Giving hope to mothers and babies
By Ban Ki-moon
Today is Mother's Day, not only in the United States but in many other countries. Children of all ages are giving flowers, making breakfast, calling home.
This is as it should be. On my travels around the world, particularly to its poorest and most troubled places, I have learned that it is mothers who keep families together — indeed, who keep whole societies intact. Mothers are society's weavers. They make the world go round. Yet too often, the world is letting mothers down.
Becoming a mother — the rite of passage we celebrate — can carry a terrible burden of fear, anxiety and loss for many women and their families.
Women such as Leonora Pocaterrazas, 21, who not long ago died in childbirth in the mountain village of Columpapa Grande, Bolivia, leaving her husband to bring up three other children on his own.
Or Sarah Omega, just 20, who spent 18 hours in labor at a hospital in Kenya. Her baby died. But she survived, despite terrible injuries, determined to speak out so that others would not have to endure the same ordeal. "Life lost its meaning," she told U.S. lawmakers in 2008. Her testimony helped persuade Congress to commit more development aid to maternal health.
These are just two of the very personal stories behind the shocking statistics reported by the United Nations' Population Fund.
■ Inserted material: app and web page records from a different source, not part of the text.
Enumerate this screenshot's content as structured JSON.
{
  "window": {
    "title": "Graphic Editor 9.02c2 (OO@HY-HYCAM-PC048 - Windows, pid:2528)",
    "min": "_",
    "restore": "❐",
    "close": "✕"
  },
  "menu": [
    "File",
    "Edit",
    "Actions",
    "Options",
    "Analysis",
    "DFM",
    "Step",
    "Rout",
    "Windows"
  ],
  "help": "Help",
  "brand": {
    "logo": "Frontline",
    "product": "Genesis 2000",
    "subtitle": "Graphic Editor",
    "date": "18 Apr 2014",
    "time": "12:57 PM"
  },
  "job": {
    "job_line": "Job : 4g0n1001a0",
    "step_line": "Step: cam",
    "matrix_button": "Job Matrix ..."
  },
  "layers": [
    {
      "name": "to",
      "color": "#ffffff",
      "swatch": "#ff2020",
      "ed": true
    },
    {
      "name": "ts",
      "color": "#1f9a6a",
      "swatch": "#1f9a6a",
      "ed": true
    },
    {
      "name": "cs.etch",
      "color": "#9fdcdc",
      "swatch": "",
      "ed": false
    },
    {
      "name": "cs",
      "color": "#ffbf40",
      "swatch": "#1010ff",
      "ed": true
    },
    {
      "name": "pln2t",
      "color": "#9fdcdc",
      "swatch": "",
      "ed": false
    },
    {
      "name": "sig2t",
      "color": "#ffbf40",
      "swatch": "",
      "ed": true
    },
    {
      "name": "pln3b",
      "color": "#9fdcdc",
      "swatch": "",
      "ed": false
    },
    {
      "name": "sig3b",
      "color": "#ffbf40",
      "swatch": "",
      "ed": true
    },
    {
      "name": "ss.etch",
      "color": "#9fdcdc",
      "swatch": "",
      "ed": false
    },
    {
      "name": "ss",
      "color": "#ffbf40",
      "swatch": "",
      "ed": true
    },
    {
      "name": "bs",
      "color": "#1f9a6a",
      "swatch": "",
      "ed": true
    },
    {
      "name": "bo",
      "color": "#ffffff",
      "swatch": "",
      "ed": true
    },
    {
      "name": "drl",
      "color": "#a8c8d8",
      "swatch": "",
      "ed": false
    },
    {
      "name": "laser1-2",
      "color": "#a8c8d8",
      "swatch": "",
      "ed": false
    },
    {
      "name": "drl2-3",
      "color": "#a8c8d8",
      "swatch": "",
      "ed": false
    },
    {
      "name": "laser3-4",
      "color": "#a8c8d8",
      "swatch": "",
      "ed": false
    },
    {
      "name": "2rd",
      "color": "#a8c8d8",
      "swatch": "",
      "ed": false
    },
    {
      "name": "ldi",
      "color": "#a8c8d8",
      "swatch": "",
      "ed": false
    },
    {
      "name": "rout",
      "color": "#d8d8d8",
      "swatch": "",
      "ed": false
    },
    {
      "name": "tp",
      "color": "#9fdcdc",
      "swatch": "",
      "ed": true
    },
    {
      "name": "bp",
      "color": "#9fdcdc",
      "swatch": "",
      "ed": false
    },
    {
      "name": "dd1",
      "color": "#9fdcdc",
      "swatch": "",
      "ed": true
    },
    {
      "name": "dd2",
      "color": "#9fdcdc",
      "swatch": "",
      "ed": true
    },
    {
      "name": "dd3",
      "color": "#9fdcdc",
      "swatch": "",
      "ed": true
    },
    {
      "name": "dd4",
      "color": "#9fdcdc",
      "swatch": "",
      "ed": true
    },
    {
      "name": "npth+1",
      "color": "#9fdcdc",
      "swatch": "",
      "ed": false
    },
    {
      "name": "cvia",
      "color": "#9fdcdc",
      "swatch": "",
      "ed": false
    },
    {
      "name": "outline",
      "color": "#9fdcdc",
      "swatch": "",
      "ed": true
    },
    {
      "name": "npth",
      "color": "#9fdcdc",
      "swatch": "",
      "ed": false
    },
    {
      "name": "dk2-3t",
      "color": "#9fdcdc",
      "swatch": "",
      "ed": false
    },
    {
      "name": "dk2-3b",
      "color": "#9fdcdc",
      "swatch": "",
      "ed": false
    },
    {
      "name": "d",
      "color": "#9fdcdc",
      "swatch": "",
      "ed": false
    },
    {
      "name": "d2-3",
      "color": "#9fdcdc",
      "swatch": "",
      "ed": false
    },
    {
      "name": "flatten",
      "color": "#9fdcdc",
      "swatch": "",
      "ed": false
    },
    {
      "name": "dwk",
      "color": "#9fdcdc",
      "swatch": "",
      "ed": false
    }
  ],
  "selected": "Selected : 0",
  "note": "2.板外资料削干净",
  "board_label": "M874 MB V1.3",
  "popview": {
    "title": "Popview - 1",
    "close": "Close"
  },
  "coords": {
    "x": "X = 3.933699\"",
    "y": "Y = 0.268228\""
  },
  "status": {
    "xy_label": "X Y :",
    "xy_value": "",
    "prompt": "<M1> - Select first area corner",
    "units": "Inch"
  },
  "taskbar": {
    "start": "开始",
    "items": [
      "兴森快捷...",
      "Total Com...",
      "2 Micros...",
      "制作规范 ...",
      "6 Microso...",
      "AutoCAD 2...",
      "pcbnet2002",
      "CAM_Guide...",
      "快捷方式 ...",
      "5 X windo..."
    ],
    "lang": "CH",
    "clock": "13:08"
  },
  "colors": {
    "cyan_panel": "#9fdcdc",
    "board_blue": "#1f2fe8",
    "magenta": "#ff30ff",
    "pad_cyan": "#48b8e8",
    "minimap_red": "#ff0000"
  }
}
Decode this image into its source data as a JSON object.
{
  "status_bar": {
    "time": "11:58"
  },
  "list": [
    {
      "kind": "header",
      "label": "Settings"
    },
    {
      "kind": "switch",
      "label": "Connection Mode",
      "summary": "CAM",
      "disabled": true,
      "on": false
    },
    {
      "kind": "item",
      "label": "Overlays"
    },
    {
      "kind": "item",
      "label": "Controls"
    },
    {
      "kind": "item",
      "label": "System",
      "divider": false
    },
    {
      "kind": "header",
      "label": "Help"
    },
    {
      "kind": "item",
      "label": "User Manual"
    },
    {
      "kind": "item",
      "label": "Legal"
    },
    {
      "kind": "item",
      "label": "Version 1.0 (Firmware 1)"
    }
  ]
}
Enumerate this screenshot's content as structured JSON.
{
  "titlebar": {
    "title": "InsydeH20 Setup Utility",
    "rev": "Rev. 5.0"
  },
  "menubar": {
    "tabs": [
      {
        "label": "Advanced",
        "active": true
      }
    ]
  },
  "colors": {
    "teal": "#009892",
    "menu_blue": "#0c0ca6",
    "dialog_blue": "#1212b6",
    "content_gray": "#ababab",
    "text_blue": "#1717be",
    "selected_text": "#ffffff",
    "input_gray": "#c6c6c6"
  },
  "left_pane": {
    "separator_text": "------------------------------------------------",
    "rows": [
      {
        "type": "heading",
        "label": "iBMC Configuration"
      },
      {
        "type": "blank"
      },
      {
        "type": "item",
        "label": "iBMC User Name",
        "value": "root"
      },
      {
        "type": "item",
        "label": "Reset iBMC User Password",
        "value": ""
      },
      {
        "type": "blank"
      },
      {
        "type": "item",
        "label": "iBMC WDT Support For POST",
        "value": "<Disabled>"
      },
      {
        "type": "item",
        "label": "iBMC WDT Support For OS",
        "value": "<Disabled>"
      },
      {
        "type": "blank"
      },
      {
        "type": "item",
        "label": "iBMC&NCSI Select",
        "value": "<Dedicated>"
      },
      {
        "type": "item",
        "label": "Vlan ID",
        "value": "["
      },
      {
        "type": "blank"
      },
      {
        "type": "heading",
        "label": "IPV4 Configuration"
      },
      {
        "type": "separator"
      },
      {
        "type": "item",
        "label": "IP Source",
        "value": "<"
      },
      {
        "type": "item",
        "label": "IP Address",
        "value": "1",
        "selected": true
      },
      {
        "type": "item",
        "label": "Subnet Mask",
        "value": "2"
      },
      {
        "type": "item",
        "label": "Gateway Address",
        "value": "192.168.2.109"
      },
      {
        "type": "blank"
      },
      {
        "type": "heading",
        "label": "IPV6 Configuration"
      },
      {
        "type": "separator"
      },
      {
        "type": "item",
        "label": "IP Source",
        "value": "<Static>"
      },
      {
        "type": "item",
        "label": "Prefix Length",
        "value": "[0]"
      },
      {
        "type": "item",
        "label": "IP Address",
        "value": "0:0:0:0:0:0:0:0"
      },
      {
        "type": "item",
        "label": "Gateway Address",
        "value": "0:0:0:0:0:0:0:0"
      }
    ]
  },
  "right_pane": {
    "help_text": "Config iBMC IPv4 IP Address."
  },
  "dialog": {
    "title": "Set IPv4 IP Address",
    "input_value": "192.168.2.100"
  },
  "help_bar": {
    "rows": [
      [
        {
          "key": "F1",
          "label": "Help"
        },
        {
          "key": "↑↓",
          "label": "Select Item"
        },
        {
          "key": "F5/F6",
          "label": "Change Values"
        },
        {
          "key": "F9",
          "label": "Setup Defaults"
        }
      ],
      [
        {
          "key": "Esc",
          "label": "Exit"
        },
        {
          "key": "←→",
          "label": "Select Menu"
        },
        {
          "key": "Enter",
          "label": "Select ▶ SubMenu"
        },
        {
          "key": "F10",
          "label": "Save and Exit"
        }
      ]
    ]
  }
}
The figures show the chasm between motherhood here and elsewhere, particularly in the developing world. It is a gap that the United Nations is determined to bridge.
In the rich world, when a mother dies giving birth, we assume that something went wrong. For women in the developing world, by contrast, dying in childbirth is simply a fact of life. In some countries, one woman in eight will die giving birth. Complications from pregnancy and childbirth are the leading cause of death among girls ages 15 to 19 worldwide.
In poor countries, pregnant women must often fend for themselves; they have no health care and nowhere to turn. They may struggle to find proper nutrition and work long hours in factories and fields until the day they go into labor. They give birth at home, perhaps with the help of a midwife who likely has no medical training.
I myself was born at home, in a small village in the Korean countryside. One of my childhood memories is asking my mother about a curious custom. Women who were about to give birth would gaze at their simple rubber shoes, which were kept by the back door.
My mother explained that they were wondering if they would ever step into those shoes again. Giving birth was so risky, they feared for their lives. In the United States itself, just 100 years ago, women were roughly 100 times more likely to die in childbirth than they are today.
We know how to save mothers' lives. Some simple blood tests, a doctor's consultation and someone qualified to help with the birth can make a huge difference. Add some basic antibiotics, blood transfusions and a safe operating room, and the risk of death can almost be eliminated.
Recent figures show that we are making progress in helping women throughout the world. Yet we have very far to go. Every year hundreds of thousands of women die in childbirth, 99 percent of them in developing countries.
That is why, as secretary-general, I have spoken out for the needs of mothers and pregnant women at every opportunity. Last month, at the United Nations, we launched a joint action plan with governments, businesses, foundations and civil society organizations to advance this vital cause. I am counting on people around the world to back us in ending this silent scandal.
No woman should have to pay with her life for giving life. On Mothers' Day, let us honor American mothers — and mothers around the world — by pledging to do everything we can to make motherhood safer for all.
Ban Ki-moon is the secretary-general of the United Nations.